The Capital Project of Chandigarh is among the most widely discussed and debated projects in the history of Modern Architecture in India. Under the trusteeship of Prime Minister Nehru, several young Indian architects joined hands to contribute to the mammoth task of nation-building, working across diverse sectors such as buildings for Space Research & Technology, Administrative Infrastructure, Cultural & Educational Institutions and Housing. At the forefront alongside his better-known contemporaries, was Architect Shivdatt Sharma [SD Sharma], a silent but powerful contributor to the ‘modernist’ landscape of a young India. In this piece, curated and assimilated by his son and architect Sangeet Sharma, SD Sharma writes about his time working alongside Le Corbusier and as an apprentice under Pierre Jeanneret.
In an intimate note that follows, Sangeet Sharma shares instances of growing up in the newly built city of Chandigarh and working under Shivdatt Sharma as an apprentice for almost two decades. He reflects on the many relationships that he has nurtured with his father, over the years – one of a friend, philosopher and guide.
Samira Rathod, Principal, Samira Rathod Design Atelier [SRDA] writes about the predicaments and opportunities of practising interior architecture in India – a context where the discipline is disorganised and there is lack of clarity on the role of design consulting in the interior space.
To write about interior design as a practice is very tough since we do not see Interior design as a formal, organised discipline in India. When we were studying architecture, there was no independent/separate interior design practice in India and no interior designers that were respected or known enough. Continue reading [IN]SIDE: SAMIRA RATHOD ON PRACTICE OF INTERIOR DESIGN→
‘The Structure: Works of Mahendra Raj‘ is an elaborate account of the significant career of one of the predominant structural designers of India – through an archive of images, drawings and writings on the prolific structures envisioned by Mahendra Raj.
In a curated series on archival texts, views, discussions and comments on the state of architecture and design education in India, Shirish Beri provides observations, on the importance of a student-teacher relationship and challenges students to nurture their inquisitiveness which lies at the core of architectural education.
The post-independence period in India witnessed the beginning of a new design culture with the founding of quality institutions and initiatives in arts, crafts and cultural projects across India. In the quest for a unique modern identity, the architecture and design trajectory of an independent India aspired to establish a significant voice in the making of a new kind of society. In this context, the exhibition: IMPACT: Design Thinking and the Visual Arts in Young India attempts to foreground the radical design discourse in India in the 20th century, featuring select works of individuals, groups and organisations at the intersection of art, craft and design.

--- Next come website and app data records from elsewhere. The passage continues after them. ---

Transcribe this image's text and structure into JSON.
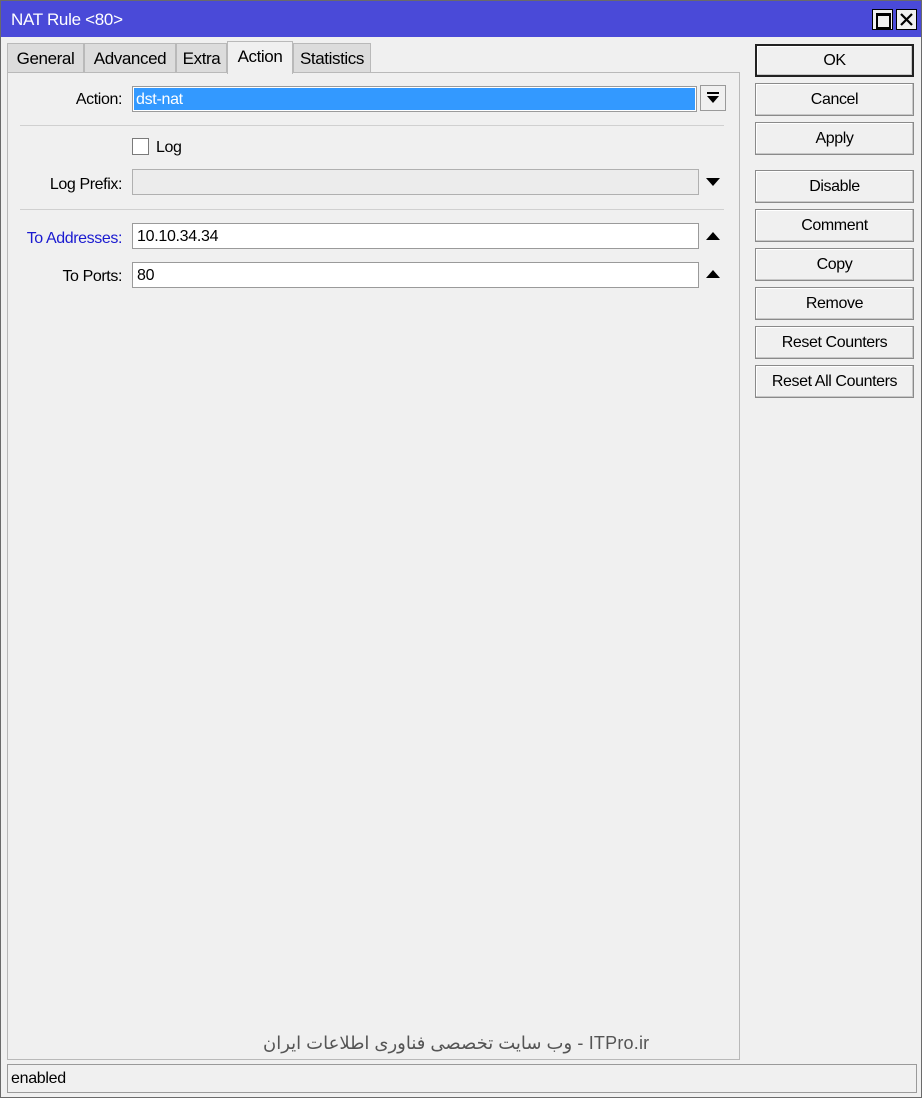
{
  "window": {
    "title": "NAT Rule <80>"
  },
  "tabs": [
    {
      "label": "General"
    },
    {
      "label": "Advanced"
    },
    {
      "label": "Extra"
    },
    {
      "label": "Action"
    },
    {
      "label": "Statistics"
    }
  ],
  "active_tab": "Action",
  "form": {
    "action": {
      "label": "Action:",
      "value": "dst-nat"
    },
    "log": {
      "label": "Log",
      "checked": false
    },
    "log_prefix": {
      "label": "Log Prefix:",
      "value": ""
    },
    "to_addresses": {
      "label": "To Addresses:",
      "value": "10.10.34.34"
    },
    "to_ports": {
      "label": "To Ports:",
      "value": "80"
    }
  },
  "buttons": {
    "ok": "OK",
    "cancel": "Cancel",
    "apply": "Apply",
    "disable": "Disable",
    "comment": "Comment",
    "copy": "Copy",
    "remove": "Remove",
    "reset_counters": "Reset Counters",
    "reset_all_counters": "Reset All Counters"
  },
  "watermark": "ITPro.ir - وب سایت تخصصی فناوری اطلاعات ایران",
  "status": "enabled",
  "colors": {
    "titlebar": "#4a4ad8",
    "selection": "#3399ff",
    "link_label": "#1a1ad0"
  }
}
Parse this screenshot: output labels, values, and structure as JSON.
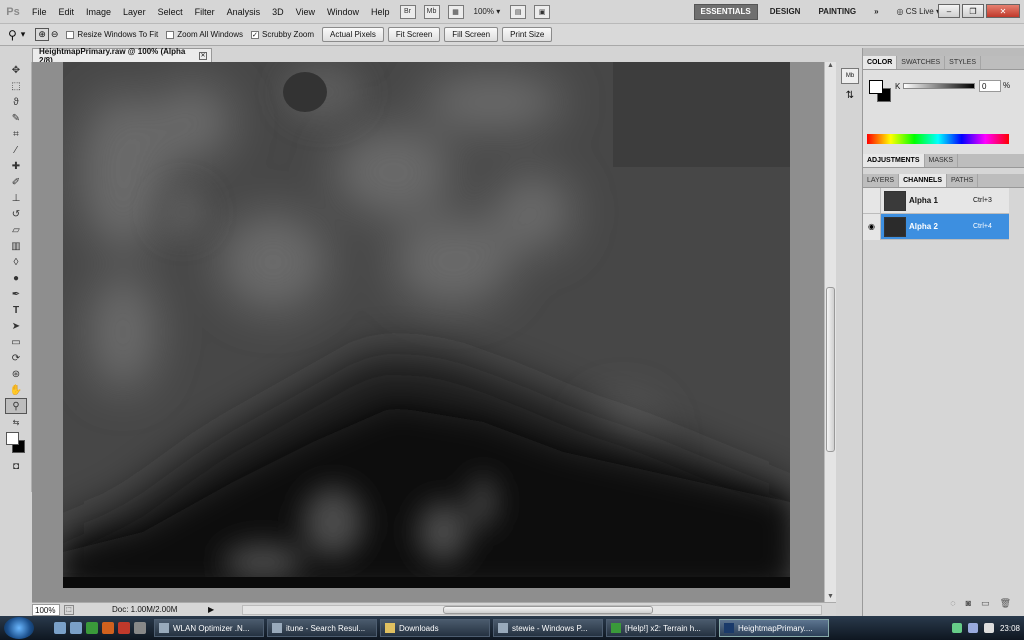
{
  "app": {
    "logo": "Ps"
  },
  "menubar": {
    "items": [
      "File",
      "Edit",
      "Image",
      "Layer",
      "Select",
      "Filter",
      "Analysis",
      "3D",
      "View",
      "Window",
      "Help"
    ],
    "zoom": "100%",
    "workspaces": [
      "ESSENTIALS",
      "DESIGN",
      "PAINTING"
    ],
    "overflow": "»",
    "cslive": "CS Live"
  },
  "options": {
    "checkboxes": [
      {
        "label": "Resize Windows To Fit",
        "checked": false
      },
      {
        "label": "Zoom All Windows",
        "checked": false
      },
      {
        "label": "Scrubby Zoom",
        "checked": true
      }
    ],
    "buttons": [
      "Actual Pixels",
      "Fit Screen",
      "Fill Screen",
      "Print Size"
    ]
  },
  "document": {
    "tab_title": "HeightmapPrimary.raw @ 100% (Alpha 2/8)",
    "status_zoom": "100%",
    "status_doc": "Doc: 1.00M/2.00M"
  },
  "panels": {
    "color_tabs": [
      "COLOR",
      "SWATCHES",
      "STYLES"
    ],
    "k_label": "K",
    "k_value": "0",
    "k_unit": "%",
    "adjust_tabs": [
      "ADJUSTMENTS",
      "MASKS"
    ],
    "layer_tabs": [
      "LAYERS",
      "CHANNELS",
      "PATHS"
    ],
    "channels": [
      {
        "name": "Alpha 1",
        "shortcut": "Ctrl+3",
        "visible": false,
        "selected": false
      },
      {
        "name": "Alpha 2",
        "shortcut": "Ctrl+4",
        "visible": true,
        "selected": true
      }
    ]
  },
  "taskbar": {
    "tasks": [
      {
        "label": "WLAN Optimizer .N...",
        "active": false
      },
      {
        "label": "itune - Search Resul...",
        "active": false
      },
      {
        "label": "Downloads",
        "active": false
      },
      {
        "label": "stewie - Windows P...",
        "active": false
      },
      {
        "label": "[Help!] x2: Terrain h...",
        "active": false
      },
      {
        "label": "HeightmapPrimary....",
        "active": true
      }
    ],
    "clock": "23:08"
  }
}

The contribution of the history of modern architecture in India is unparalleled in terms of the many experiments that were embarked upon in search of spatial and social innovations that were responsive to the cultural, social, political and economic landscape of India. At a time when architecture in India needs a critical review, it is this history that serves as a reference and a foundation.
Studio culture – as with all manifestations of the human intellect – is the embodiment of a pattern of work that nurtures the craft of building. Architecture workspaces are especially readable in this context as architects are, in this case, designing for themselves. With every workplace as distinct and specific as the work it produces, the people who design and work in these environments reveal their ideas about space-making.
Shubhra Raje, principal architect of shubhra raje_built environments closely engages with different drawing practices within her studio. By excavating and analysing visual material in Shubhra’s studio, we attempt to decipher the draftsmanship cultures, their relationship with the design process and the way in which they inform her practice.
Images and Drawings: Courtesy Shubhra Raje Author: Vedanti Agarwal Curation and Film: Matter.
Shubhra Raje’s practice emphasizes the act of drawing as a means of critical thinking. Her rigorous drawing habit traces back to schooling years at CEPT University, where drawing by hand was ingrained in the academic rigour. However, her perceptions on the necessity to draw as a mode of thinking (as against drawing to represent) evolved through learnings during her time at the Cornell University. Representational drawings command a style that is conscious of its viewers. Design-thinking drawings are undisturbed collaterals between the engaged hand and the searching mind, oblivious of another eye. The scale of Shubhra’s practice enables her to engage with all stages of drawing in the design development process.